Website and app data records
☆ ☆ ☆ ☆ ☆ ☆ ☆

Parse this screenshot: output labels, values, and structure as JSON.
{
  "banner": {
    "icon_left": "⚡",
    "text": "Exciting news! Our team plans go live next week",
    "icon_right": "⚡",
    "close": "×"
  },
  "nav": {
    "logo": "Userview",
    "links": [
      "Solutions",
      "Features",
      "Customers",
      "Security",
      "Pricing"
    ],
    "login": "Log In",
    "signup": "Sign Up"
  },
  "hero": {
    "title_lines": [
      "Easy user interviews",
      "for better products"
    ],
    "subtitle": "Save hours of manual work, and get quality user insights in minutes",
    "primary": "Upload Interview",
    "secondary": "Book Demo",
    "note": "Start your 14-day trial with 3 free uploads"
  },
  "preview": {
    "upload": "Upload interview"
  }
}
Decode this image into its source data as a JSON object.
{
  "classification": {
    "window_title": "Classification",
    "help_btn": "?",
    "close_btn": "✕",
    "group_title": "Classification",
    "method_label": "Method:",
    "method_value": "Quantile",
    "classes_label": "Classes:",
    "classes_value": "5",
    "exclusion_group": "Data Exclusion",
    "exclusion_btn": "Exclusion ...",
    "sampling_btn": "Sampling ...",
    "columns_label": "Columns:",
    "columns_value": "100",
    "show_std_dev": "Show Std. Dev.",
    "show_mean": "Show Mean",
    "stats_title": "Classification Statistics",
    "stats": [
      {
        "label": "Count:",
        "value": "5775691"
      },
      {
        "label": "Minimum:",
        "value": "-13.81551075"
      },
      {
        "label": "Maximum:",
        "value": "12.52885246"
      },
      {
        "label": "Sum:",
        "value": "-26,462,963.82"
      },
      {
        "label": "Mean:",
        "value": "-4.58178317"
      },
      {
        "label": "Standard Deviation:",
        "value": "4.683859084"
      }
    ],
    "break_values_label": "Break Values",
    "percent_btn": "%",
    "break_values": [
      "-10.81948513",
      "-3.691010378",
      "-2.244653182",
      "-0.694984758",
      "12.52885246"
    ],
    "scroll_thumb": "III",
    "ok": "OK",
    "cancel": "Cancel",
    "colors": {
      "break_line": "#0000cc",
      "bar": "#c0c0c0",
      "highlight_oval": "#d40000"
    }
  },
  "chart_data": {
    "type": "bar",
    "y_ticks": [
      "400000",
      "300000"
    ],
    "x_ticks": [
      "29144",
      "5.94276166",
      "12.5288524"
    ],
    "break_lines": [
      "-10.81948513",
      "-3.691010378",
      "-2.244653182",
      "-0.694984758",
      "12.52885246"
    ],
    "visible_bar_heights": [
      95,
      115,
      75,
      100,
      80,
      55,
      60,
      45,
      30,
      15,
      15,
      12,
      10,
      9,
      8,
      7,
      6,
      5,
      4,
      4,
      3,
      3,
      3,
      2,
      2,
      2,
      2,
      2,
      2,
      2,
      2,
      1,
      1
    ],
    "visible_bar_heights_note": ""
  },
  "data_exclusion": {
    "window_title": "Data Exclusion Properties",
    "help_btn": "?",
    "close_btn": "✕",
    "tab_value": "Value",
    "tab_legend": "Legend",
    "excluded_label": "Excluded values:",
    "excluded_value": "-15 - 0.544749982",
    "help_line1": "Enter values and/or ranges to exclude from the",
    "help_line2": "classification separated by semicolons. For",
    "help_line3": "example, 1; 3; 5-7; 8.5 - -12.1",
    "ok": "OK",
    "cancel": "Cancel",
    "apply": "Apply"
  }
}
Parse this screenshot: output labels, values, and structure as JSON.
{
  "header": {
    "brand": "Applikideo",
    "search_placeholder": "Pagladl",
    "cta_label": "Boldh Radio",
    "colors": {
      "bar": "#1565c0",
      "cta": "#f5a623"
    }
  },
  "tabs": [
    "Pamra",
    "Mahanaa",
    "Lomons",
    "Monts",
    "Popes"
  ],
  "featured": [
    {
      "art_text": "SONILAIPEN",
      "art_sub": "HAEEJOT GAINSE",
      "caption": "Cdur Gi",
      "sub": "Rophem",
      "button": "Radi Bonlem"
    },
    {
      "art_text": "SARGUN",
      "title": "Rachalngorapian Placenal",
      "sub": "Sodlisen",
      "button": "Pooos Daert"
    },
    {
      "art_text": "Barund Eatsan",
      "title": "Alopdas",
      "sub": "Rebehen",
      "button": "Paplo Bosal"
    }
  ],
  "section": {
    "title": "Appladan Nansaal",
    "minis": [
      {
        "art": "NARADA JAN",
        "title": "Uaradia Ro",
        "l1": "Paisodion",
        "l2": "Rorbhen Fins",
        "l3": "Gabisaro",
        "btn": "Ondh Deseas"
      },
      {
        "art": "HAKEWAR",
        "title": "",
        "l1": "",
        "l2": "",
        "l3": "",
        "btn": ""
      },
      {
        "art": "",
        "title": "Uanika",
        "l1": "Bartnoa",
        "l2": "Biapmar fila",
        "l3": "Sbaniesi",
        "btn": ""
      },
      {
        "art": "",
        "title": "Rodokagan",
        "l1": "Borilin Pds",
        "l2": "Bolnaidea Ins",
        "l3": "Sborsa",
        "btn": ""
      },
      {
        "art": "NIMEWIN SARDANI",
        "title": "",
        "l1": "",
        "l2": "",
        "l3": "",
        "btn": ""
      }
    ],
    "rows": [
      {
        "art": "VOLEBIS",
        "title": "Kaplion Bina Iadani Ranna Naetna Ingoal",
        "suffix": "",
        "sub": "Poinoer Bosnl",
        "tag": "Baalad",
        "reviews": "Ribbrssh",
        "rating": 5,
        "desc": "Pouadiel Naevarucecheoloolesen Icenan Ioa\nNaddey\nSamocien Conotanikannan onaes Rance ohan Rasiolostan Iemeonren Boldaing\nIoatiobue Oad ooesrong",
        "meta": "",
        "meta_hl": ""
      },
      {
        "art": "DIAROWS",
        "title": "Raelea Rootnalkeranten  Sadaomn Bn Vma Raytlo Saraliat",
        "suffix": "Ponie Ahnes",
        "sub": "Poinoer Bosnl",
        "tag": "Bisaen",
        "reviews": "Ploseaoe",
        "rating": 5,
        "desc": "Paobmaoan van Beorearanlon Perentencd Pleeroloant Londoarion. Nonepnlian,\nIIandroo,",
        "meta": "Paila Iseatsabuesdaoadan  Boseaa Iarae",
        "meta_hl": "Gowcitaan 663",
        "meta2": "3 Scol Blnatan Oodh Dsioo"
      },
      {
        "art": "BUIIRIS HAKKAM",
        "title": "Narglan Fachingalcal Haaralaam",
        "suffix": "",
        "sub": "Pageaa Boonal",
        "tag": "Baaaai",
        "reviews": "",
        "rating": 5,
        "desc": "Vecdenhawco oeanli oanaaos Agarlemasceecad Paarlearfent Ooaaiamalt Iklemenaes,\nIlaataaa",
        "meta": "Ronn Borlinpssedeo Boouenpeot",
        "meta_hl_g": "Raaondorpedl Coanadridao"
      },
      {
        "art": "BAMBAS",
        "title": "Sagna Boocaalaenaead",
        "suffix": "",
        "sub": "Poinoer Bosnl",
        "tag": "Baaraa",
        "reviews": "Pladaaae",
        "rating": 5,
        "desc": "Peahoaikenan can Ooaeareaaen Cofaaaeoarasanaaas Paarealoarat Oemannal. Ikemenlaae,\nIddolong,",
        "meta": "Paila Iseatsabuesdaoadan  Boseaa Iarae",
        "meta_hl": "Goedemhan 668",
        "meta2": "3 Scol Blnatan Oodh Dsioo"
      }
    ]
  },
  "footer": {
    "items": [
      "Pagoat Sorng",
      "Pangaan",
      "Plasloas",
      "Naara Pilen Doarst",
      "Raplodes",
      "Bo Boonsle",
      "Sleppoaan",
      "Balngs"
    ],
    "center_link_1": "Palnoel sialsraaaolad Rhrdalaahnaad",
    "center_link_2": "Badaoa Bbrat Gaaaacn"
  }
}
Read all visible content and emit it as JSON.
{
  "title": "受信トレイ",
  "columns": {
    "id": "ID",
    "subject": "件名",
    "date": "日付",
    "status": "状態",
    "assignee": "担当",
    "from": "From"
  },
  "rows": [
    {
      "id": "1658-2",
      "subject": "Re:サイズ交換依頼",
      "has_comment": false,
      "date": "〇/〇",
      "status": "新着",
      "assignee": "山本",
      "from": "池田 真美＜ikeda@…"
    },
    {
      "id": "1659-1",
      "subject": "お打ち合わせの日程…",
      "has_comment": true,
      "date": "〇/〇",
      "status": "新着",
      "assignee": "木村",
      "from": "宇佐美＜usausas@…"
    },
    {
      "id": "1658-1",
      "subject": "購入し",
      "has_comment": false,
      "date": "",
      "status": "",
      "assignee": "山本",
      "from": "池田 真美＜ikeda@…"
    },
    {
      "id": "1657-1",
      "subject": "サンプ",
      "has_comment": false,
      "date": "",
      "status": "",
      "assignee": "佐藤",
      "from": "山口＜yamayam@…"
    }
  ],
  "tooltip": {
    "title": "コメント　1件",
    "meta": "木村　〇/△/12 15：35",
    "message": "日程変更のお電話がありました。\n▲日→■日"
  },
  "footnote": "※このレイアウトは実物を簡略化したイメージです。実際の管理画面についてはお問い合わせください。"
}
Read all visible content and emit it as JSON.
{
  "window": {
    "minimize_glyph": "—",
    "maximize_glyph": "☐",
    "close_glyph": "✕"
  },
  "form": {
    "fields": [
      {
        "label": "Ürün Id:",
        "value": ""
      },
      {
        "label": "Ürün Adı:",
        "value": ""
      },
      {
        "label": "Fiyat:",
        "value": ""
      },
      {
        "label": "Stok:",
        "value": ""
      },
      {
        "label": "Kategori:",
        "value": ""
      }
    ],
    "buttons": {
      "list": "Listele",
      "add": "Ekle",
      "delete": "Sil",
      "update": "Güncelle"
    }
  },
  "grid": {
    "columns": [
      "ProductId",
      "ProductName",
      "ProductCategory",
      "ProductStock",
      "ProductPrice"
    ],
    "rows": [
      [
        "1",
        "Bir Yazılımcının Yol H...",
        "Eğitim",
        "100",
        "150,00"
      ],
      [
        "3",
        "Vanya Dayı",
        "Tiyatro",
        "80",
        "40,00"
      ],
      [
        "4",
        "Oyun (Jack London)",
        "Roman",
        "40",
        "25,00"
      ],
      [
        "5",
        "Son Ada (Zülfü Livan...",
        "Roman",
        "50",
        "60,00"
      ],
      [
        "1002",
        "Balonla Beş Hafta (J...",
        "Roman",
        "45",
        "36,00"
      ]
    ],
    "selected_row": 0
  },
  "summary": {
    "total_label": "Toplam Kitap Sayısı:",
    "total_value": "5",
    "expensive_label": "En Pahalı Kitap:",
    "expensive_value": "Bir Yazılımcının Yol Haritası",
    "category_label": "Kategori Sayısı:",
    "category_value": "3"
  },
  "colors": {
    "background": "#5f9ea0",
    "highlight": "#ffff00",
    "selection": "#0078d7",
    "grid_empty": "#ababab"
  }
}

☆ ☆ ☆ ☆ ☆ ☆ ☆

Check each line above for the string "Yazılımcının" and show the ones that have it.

        "Bir Yazılımcının Yol H...",
    "expensive_value": "Bir Yazılımcının Yol Haritası",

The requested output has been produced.